Fluorite from Fluorite Ridge

Fluorite Ridge NM FluoriteThe Fluorite Ridge mining district lies northeast of Deming, New Mexico and just south of the Cooks Range. Access into the area is gained by traveling 6 miles northeast of Deming on State Highway 26, and then another 6 miles in a north-northeast direction over a gravel road. The road terminates at the southeast base of Fluorite Ridge, where numerous narrow roads lead to the various mines and prospects.

Fluorite Ridge is a striking topographic feature, being 3-1/2 miles long and as much as 2 miles wide, and rising approximately 1,000 feet above the surrounding bolson plains. Goat Ridge, a similar but smaller feature, lies to the northwest and, coupled with Fluorite Ridge, constitutes a northwest-trending belt of hills 6 miles long.

Fluorite is also known as Fluorspar, which is the name used for fluorite when it is sold as a bulk material or in processed form. The district is divided into two fluorspar mining areas, one centered around the southeast end of the ridge, and the other 1-1/2 miles to the northwest on the ridge crest. The northwest end of Fluorite Ridge and all of Goat Ridge appear to have no productive fluorspar veins. Fluorite is the only ore mineral that has been produced from this district. Mining started here in the late 1800’s. By 1910 the occurrence of fluorspar in southern New Mexico had been known for well over 10 years as documented by the many specimens of the mineral having been sent from Silver City to the mineralogical museum of the New Mexico School of Mines at Socorro.

Fluorspar in New Mexico occurs as vein fillings in igneous and sedimentary rocks and as replacements in limestone. Veins in limestone are usually accompanied by some replacement of the wall rock. The veins are variable in form and character. Without exception they appear to be fillings of pre-existing fractures and no direct evidence of injection of vein- depositing solutions under pressure was observed. While clean-walled fissures are most abundant, breccia cemented veins are common.

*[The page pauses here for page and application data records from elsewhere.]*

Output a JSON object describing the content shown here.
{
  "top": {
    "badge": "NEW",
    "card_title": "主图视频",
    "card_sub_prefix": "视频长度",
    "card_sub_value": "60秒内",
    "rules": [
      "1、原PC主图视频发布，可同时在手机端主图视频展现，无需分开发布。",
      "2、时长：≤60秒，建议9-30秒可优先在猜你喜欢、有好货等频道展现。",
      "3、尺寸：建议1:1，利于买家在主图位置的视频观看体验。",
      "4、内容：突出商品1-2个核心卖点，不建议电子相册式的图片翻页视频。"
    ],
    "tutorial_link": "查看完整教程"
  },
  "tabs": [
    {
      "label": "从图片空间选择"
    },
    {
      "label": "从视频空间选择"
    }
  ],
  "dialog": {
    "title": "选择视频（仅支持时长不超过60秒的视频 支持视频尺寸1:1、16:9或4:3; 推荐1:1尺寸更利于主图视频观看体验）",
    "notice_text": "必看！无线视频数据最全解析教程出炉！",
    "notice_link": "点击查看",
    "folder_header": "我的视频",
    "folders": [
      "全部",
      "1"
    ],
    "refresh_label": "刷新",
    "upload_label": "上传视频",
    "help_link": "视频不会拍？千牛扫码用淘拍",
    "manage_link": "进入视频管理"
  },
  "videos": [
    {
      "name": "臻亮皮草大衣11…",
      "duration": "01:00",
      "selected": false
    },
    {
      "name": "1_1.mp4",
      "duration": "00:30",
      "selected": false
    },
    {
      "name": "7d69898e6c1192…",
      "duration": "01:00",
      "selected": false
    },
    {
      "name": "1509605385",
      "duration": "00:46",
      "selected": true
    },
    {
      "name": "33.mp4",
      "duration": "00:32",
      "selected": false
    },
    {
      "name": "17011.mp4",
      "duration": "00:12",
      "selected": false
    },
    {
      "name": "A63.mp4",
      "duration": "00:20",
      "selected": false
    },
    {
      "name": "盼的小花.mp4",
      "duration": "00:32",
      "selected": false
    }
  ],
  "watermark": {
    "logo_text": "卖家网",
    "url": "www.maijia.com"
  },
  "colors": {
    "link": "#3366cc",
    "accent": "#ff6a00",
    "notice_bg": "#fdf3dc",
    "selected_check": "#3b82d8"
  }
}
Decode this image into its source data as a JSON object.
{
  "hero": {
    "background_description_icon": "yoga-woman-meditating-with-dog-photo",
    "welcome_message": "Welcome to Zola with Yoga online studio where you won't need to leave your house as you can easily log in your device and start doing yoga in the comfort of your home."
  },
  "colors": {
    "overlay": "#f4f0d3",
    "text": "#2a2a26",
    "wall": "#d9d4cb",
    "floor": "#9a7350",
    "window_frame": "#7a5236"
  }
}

The American Fireman's Mining Company of Kansas City was prospecting on property situated 10 miles northeast of Deming in Luna County. They opened a number of veins of fluorspar along with three other active mines on Fluorite Ridge, which, to judge from the descriptions, must have been the mines now known as the Sadler, Grattan, and Lucky. The district shipped an estimated 5,000 tons of hand sorted ore, averaging 92 percent Fluorspar (CaF2 aka Calcium fluoride) between the summer of 1909 and the close of 1910. It occurs as the mineral fluorite.

The Fluorite Ridge District produced Fluorspar until 1955. Numerous operators worked the deposits, but it is not possible to present a clear history of the district for the entire period. The first mill to treat ore from the district was built in 1931-32 by the La Purisima Fluorspar Co. in Deming. The original capacity of the mill was only 20-30 tons per day, but this was increased to 100 tons per day in 1937 when the General Chemical Co. purchased the La Purisima Fluorspar Co. holdings in the area. The mill operated continuously from 1932 until 1954, when operations were terminated because of depressed prices of fluorspar. The most productive period was probably from 1932 to 1944 where an estimated 200,000 tons had been mined and shipped. Annual reports from the State Mine Inspector indicate that during the period 1949-1954 only about 25,000 tons of fluorspar ore were shipped from the district.

The New Mexico Bureau of Mines and Mineral Resources was established by the New Mexico Legislature of 1927. It was made a department of the New Mexico School of Mines, Socorro, New Mexico. Its activities are supervised by the schools board of regents. The bureau began to function officially with the opening of the 16th fiscal year, July 1, 1927. Rock collectors often visit the area, but very few specimens have been found since the late 1960’s. Specimens of Fluorite from this area are rare and as an added bonus they are fluorescent! The matrix minerals that are associated often times are fluorescent as well, making these highly desirable collector specimens!

Fluorite in Matrix from Fluorite Ridge NM
Fluorite in Matrix from Fluorite Ridge NM
Fluorite in Matrix from Fluorite Ridge NM Fluorite in Matrix from Fluorite Ridge NM
Item # 49FRF10181040

Fluorite in Matrix from Fluorite Ridge NM



Here's an excellent multi crystal fluorspar formation in a brilliant fluorescent matrix. This specimen was collected in the early 1960's from Fluorite Ridge.

This specimen weighs 7.9oz or 0.49 lbs (225g) and measures 3.2 x 2.5 x 2 inches (8.3 x 6.3 x 5.1cm)